- **Exercise description**
Would you filter these records and copy every line that has the word "修改密码"?
*** Information supplied Section Begins ***
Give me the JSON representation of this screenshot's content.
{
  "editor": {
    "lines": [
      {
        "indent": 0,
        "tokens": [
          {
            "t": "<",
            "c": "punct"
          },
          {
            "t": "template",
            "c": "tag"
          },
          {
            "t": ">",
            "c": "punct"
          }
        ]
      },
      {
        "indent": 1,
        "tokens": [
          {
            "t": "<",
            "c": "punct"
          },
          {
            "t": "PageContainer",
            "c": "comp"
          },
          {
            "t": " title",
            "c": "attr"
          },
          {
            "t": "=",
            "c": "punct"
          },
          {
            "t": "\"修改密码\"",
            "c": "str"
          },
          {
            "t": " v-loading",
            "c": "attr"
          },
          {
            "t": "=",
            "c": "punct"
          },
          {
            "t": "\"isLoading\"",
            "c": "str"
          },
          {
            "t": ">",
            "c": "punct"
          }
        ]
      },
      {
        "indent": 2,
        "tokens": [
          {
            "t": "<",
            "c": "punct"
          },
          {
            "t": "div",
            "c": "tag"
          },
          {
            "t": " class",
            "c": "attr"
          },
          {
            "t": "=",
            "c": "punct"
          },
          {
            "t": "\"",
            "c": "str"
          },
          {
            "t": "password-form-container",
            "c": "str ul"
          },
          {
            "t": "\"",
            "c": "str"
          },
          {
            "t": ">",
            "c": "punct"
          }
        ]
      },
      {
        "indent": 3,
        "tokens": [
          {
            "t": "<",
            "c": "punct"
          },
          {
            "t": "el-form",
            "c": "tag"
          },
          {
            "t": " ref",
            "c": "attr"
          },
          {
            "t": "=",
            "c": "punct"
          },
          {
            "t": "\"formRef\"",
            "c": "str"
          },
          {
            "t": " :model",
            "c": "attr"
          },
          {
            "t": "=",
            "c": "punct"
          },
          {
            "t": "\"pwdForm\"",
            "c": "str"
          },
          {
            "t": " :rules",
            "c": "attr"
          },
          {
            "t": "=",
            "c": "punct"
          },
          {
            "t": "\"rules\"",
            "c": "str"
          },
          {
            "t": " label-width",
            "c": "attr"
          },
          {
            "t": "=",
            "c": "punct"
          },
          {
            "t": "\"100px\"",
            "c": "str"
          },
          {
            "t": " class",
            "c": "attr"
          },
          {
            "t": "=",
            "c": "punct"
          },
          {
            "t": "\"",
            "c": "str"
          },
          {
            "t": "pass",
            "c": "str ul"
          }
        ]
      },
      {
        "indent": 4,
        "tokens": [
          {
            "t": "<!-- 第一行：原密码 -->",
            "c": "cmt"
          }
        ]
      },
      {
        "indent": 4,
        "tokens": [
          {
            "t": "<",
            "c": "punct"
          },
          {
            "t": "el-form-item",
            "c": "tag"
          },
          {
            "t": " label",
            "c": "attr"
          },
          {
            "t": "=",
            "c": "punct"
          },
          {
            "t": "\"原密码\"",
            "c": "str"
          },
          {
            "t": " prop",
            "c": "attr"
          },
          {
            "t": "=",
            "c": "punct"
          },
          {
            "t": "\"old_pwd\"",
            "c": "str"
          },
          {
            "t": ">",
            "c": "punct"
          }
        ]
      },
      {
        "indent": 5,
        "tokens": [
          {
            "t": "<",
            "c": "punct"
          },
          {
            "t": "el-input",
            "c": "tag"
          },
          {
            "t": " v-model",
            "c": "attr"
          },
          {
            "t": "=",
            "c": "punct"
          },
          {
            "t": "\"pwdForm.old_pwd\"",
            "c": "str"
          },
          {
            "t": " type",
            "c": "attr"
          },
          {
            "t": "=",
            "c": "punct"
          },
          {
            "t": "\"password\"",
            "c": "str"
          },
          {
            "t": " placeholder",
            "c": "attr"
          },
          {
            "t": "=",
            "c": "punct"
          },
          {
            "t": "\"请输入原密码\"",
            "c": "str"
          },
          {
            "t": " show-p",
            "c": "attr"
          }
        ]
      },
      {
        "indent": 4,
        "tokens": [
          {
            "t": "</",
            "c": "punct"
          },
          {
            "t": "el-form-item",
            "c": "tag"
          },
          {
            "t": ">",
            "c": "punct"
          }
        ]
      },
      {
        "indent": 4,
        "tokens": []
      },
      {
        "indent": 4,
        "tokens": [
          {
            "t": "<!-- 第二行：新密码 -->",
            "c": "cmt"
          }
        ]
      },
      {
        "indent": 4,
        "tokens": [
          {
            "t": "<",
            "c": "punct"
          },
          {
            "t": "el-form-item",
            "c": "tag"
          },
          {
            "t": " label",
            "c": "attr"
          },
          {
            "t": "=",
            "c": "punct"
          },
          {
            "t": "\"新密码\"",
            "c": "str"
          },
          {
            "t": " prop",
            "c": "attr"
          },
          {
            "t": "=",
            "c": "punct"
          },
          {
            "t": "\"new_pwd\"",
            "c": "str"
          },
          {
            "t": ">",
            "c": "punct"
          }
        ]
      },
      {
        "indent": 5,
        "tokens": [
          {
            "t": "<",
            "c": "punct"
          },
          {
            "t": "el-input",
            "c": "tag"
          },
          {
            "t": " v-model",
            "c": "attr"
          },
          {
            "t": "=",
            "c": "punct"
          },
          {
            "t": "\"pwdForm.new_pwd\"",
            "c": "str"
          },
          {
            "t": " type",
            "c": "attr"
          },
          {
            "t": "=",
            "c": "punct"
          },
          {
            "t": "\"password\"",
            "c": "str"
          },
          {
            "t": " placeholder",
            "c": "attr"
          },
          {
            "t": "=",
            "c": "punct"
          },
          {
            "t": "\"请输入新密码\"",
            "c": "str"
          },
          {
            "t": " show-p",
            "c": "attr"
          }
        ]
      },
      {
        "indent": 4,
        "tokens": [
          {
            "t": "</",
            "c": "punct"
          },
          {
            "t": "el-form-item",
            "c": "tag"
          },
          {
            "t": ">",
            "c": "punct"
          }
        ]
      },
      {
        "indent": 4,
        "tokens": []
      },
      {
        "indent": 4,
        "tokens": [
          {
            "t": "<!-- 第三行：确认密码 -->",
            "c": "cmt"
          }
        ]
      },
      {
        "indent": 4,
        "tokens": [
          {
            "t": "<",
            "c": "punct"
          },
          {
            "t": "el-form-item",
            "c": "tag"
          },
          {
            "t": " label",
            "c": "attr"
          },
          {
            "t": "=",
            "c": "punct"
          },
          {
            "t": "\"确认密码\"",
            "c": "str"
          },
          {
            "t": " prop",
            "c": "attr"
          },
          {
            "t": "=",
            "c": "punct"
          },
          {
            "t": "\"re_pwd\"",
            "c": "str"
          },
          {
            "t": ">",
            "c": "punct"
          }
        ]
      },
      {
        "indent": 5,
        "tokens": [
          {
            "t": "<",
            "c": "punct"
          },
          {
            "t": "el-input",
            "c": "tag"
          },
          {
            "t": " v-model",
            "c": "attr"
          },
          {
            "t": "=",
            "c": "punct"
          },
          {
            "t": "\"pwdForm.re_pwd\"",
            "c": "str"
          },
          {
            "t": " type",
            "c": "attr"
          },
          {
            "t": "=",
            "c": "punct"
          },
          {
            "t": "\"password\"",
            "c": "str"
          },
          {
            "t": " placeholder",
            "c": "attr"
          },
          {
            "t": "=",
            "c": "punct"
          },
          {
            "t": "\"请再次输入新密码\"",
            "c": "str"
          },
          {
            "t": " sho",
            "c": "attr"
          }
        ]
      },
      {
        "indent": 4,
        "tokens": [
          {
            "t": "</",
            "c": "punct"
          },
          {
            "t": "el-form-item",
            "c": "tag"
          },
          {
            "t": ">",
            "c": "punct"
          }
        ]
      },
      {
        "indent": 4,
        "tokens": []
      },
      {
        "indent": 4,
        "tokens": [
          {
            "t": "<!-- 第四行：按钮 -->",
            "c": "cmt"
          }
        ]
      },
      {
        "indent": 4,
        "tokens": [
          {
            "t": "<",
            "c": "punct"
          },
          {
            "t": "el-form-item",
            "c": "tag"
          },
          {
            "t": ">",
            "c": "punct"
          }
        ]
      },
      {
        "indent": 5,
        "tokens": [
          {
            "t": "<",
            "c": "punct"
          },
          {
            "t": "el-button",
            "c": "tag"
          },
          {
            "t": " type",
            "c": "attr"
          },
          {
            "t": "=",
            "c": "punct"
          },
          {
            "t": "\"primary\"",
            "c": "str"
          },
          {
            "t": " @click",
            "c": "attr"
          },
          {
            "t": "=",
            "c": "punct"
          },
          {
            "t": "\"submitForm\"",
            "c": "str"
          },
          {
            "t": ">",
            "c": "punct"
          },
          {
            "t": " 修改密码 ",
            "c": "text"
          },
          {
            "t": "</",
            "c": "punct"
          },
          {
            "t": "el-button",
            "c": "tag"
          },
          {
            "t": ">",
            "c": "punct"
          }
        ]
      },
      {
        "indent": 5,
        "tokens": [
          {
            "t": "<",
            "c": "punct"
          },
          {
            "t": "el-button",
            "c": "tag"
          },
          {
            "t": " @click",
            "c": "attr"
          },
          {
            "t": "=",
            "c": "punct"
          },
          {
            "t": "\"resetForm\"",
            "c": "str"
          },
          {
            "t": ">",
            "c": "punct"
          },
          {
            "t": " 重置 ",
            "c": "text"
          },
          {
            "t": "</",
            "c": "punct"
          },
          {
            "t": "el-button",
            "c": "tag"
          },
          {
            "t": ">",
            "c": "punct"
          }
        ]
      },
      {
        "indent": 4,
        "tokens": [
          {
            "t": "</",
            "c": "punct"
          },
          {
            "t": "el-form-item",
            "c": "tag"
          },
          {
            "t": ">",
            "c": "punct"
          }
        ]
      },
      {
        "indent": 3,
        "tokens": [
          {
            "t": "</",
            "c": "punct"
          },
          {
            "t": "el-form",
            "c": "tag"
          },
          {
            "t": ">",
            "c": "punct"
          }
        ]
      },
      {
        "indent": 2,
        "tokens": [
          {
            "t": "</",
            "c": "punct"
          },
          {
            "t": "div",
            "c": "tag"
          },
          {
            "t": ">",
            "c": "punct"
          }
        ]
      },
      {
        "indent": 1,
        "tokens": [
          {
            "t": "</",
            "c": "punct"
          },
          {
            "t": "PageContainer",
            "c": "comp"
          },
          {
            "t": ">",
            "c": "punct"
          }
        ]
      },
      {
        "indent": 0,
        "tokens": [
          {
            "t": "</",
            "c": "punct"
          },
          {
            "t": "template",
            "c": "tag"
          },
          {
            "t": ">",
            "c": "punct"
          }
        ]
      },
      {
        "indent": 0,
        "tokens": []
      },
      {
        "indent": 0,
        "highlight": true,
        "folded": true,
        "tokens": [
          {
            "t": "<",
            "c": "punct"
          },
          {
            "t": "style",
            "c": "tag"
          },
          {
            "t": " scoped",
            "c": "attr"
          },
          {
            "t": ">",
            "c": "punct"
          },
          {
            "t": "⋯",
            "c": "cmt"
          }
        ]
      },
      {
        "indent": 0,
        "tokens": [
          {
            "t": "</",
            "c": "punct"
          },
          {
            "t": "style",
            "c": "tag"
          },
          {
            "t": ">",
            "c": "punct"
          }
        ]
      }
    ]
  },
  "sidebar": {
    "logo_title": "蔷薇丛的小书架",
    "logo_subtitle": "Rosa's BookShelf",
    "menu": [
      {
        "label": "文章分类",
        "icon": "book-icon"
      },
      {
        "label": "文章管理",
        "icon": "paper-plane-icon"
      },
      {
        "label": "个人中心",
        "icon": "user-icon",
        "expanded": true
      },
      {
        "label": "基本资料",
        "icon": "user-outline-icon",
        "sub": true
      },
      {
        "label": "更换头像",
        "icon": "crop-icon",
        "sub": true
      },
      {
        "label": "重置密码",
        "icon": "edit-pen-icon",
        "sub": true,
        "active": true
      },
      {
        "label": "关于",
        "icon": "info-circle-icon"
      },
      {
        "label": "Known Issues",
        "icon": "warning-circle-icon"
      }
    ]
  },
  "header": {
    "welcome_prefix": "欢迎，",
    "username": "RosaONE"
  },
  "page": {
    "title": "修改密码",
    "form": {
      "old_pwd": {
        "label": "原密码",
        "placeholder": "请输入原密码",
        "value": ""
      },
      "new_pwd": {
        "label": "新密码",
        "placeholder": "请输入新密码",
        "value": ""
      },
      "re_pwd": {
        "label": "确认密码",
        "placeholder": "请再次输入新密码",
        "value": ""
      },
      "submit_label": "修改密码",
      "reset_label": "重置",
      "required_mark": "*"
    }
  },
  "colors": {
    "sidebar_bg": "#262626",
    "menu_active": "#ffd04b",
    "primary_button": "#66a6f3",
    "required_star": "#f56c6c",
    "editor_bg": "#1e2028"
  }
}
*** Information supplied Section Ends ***
- **Your response**
            "t": "\"修改密码\"",
            "t": " 修改密码 ",
    "title": "修改密码",
      "submit_label": "修改密码",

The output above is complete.